The dispute centers around the name SMASHBURGER. Icon began its SMASHBURGER restaurant chain in June 2007 and now has locations in major urban cities in 16 states (including right here in Las Vegas). Icon holds trademark registrations for the SMASHBURGER word mark and design mark (pictured above) in connection with restaurant services.
Dairy Cheer operates four soft-serve ice cream stands/fast food restaurants in the State of Kentucky under the name “Dairy Cheer” – the name came from the fact that the first restaurant opened by Dairy Cheer was a former “Dairy Queen” restaurant that was rebranded “Dairy Queen.” Specifically, Dairy Cheer restaurants are located in the rural areas of Pikeville, Carlisle, West Liberty and Prestonsburg, Kentucky.
Relevant to the instant dispute is that part of Dairy Cheer’s storefront signage for its restaurants states “Home of the Smashburger” – with “Smashburger” identifying one of Dairy Cheer’s menu items.
What prompted the dispute is that Icon notified Dairy Cheer earlier this year about its plans to open a “Smashburger” store in Lexington, Kentucky. Not surprisingly, Dairy Cheer, recognizing that it did have some limited prior user rights to the name “Smashburger,” saw this as an opportunity to get a big windfall from a nationwide company with deep pockets that was eager to use the name for a Kentucky-based location. According to the complaint, representatives of Dairy Cheer demanded a “substantial monetary payment” from Icon to settle the dispute over Icon’s Lexington SMASHBURGER location.
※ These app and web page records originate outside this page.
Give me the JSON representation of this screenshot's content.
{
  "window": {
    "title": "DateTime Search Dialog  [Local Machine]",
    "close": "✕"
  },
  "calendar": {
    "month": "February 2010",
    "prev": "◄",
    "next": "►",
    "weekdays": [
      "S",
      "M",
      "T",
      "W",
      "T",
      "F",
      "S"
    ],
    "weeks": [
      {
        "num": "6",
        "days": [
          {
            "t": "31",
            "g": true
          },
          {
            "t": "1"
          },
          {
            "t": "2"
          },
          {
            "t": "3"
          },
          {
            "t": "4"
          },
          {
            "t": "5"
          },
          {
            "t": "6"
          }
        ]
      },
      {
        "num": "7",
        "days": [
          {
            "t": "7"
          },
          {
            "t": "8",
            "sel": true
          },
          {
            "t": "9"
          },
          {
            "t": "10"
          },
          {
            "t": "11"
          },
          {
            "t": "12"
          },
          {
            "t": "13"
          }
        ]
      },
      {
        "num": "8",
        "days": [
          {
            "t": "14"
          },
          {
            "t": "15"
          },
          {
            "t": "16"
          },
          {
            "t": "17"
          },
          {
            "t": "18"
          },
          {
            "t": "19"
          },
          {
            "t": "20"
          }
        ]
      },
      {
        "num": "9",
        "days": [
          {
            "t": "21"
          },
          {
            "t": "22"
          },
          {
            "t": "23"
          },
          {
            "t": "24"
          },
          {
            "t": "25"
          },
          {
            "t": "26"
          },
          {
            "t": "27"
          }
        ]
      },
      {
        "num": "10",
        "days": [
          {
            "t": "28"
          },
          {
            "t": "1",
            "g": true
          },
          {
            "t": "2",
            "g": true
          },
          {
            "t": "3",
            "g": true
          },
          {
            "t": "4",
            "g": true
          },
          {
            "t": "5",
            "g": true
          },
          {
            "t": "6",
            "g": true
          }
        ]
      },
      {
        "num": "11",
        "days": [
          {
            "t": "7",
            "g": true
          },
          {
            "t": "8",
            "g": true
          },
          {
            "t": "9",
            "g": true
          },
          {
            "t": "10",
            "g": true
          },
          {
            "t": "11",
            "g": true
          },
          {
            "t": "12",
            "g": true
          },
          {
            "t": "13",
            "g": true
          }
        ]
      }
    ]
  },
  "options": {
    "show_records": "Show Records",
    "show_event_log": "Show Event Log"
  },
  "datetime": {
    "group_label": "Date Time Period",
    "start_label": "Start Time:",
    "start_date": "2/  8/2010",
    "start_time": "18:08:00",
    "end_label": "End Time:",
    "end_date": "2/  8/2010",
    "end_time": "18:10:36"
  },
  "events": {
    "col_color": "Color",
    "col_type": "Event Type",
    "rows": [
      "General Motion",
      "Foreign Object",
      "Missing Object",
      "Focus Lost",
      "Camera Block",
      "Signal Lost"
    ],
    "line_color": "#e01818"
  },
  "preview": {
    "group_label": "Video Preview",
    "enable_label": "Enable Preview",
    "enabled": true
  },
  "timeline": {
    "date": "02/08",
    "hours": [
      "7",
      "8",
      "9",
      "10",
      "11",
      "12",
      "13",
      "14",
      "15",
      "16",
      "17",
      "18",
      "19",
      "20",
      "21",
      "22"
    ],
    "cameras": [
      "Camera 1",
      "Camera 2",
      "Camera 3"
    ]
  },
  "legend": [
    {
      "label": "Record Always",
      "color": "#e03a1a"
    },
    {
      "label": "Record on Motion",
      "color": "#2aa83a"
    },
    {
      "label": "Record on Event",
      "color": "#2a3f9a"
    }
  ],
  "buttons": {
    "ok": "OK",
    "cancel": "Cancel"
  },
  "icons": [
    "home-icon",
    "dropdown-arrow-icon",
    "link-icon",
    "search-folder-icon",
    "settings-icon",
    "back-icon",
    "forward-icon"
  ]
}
Icon apparently refused to give in to Dairy Cheer’s demands, and so on June 18, 2010, Dairy Cheer filed a Petition for Cancellation with the Trademark Trial and Appeal Board to cancel Icon’s SMASHBURGER word mark registration. See Dairy Cheer Stores Inc. v. Icon Burger Development Company, LLC, Cancellation No. 92052579 (Filed June 18, 2010). Dairy Cheer claims that Icon’s registration of the SMASHBURGER mark for restaurant services so resembles Dairy Cheer’s common law trademarks SMASHBURGER and HOME OF THE SMASHBURGER (which Dairy Cheer claims go back to 1992) as to cause a likelihood of confusion, and thus the registration should be canceled.
With Icon’s federal action seeking a declaratory judgment that its use of SMASHBURGER does not infringe any trademark rights held by Dairy Cheer, the dispute now moves to a federal court (and the Cancellation will certainly be suspended pending the outcome of the civil case).
Sidenote: For those of you who live in a city which has a “Smashburger” location (Icon's “Smashburger” -- not Dairy Cheer's “Smashburger”), I highly recommend giving it a try. It’s rare that a new restaurant chain impresses me with its food offerings, especially hamburgers. After having eaten a fair share of “so-so” and “ok” hamburgers for many years, Smashburger reminded me that, when prepared properly, an ordinary hamburger can be incredibly delicious. I consider the burgers made by Smashburger to be the best tasting hamburgers I’ve ever eaten . . . so far anyway (although hamburger connoisseurs wanting to judge my credibility for judging hamburgers should know that I am one of the few people in the world that does not like hamburgers from In-N-Out Burger – and it has nothing to do with their overly aggressive trademark enforcement).